It was a star. A simple star…one that would be drawn on your hand when you arrived at school…or not.
I remember waking up every morning. I didn’t care about my homework. I didn’t care about what we were going to do in school that day. I only cared about whether or not my hand would receive a star on it when I got to school.
The star was nothing special. It was a scribbled-on star in pen. Depending on the day, it was a different colour. You know…so you couldn’t just make your own star and come to school with it.
Because someone would know.
Worthy or Not
Every morning, I would exit my mom’s car quickly, eager always to see if maybe, just maybe today, my hand was worthy of receiving a star.
The star wasn’t drawn on by teachers. It was drawn on by a fellow student, a girl or girls in our class who decided whether or not on that day you were worthy to play in the “group” or not. Usually most were allowed. Some of us were not. Often, I was not…and I was left to wander with one or two other students (who also didn’t get awarded a morning star) during the breaks and lunch watching our fellow classmates play together.
I remember so many of the feelings I had on these days. I would go home and look in the mirror. I would study my eyes and make sure they lined up properly, check my hairstyle according to other students’ current hairdo, check my clothing over. I sometimes wondered whether my parents had installed special mirrors in our home to project a different image than what I really looked like…because those are the tricks that exclusion will lead you to feel. I often felt as if there was something wrong with me and nobody ever told me. It made me feel abnormal.
But each day, I would go to school and have to pretend it didn’t affect me.
There were occasional days when I would get a star. My heart would soar, and I would feel ecstatic. But then, it would be followed by a period of time when I didn’t get one.
That Feeling Never Goes Away
Thankfully, we all grew up and this silliness ended…or we learned to deal with it. But it still brings back painful memories. Some that my friends and I recall way too easily. And there are times when things happen in adult life that so easily bring me back to that morning feeling of, “Am I enough?”
If only my adult self could have intervened at that point in my life. Or actually, any adult.

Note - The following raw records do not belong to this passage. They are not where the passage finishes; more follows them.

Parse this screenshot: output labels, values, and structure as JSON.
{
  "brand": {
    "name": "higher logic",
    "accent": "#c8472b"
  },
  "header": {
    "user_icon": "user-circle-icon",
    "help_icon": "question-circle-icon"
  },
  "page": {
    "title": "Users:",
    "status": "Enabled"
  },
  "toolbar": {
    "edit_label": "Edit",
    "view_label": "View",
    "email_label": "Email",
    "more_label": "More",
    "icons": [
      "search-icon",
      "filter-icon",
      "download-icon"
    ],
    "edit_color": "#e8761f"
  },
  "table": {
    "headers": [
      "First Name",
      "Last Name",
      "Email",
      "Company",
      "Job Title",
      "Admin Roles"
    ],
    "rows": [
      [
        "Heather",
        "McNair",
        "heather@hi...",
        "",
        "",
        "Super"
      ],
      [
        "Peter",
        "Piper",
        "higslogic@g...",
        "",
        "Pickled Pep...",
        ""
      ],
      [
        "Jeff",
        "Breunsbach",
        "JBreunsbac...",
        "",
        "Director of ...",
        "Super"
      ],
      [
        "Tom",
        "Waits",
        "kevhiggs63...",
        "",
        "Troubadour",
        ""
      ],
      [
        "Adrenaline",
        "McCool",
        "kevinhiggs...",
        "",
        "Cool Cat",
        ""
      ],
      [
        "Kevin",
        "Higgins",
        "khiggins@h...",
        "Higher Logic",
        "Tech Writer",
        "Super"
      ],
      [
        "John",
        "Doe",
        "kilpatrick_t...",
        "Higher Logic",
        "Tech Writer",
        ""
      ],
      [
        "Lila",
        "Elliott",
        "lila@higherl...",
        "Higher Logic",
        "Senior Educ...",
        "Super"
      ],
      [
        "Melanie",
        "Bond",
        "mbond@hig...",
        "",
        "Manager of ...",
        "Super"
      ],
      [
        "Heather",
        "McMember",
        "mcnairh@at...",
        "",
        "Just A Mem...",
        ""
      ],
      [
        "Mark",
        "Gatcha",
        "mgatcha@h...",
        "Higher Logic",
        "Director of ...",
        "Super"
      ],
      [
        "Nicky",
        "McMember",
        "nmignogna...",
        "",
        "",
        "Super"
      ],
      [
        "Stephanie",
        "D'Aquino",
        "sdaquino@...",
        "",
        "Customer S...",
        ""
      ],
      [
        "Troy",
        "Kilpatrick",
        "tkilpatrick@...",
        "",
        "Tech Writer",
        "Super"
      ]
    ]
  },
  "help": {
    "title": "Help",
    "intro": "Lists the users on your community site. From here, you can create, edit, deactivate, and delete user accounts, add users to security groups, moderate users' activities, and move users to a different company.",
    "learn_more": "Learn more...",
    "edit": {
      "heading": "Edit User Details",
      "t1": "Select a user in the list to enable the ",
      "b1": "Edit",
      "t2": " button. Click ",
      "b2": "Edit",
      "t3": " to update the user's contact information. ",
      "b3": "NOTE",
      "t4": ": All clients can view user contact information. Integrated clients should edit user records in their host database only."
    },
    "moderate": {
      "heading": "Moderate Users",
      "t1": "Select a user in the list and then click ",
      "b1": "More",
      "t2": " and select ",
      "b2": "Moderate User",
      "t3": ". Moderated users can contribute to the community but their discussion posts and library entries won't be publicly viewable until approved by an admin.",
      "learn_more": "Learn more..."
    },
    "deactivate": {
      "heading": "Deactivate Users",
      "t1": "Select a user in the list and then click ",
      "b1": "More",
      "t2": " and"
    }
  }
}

If only someone could have reminded me at that age that self-worth comes from so much more than a star placed on your hand by a peer.
But, in my little world at that time, it didn’t. I had too much shame to share what was happening with my parents. But I wish someone at the time could have reassured me that life as it looked in grade 5 and 6 would not be what life would look like forever.
Even though then, it felt like it was eternity.
Joined By Jenga
We live in a broken world…and the ebb and flow of friendship changes lap onto the shores of our teaching desks daily. Relationships, acceptance, belonging, and community are essential to student learning and a thriving environment in which students feel they can learn. Mentoring students in community, acceptance, inclusion, encouragement, and diversity can be a full-time job every day.
Teaching students to find their worth and identity in Christ can run stark contrast to where they are finding or not finding their identity in the hallways and with friends in a Christian community. That is why we place so much emphasis on mentorship and having students share their voice in what a safe school looks like. Our hope is that when students articulate it, it will become a practice they are invested in.
Last week, our students joined together in their Fit Frat groups (gender specific small groups of 6-8 students from each grade) to discuss what it means to work towards creating a school community of belonging emotionally, physically, socially, spiritually, intellectually/academically, and culturally.
From here, students decorated giant Jenga blocks with words, images, and Scripture verses they felt best represented the topic their group was assigned. The goal was to create a large visual reminder/symbol of what it means to work towards creating a safe school together and to have each student recognize the part we each play in building a school community of belonging.
Because really, my prayer as a teacher is that each and every student who walks through the doors of our school feels they have an important and essential place of belonging in community here.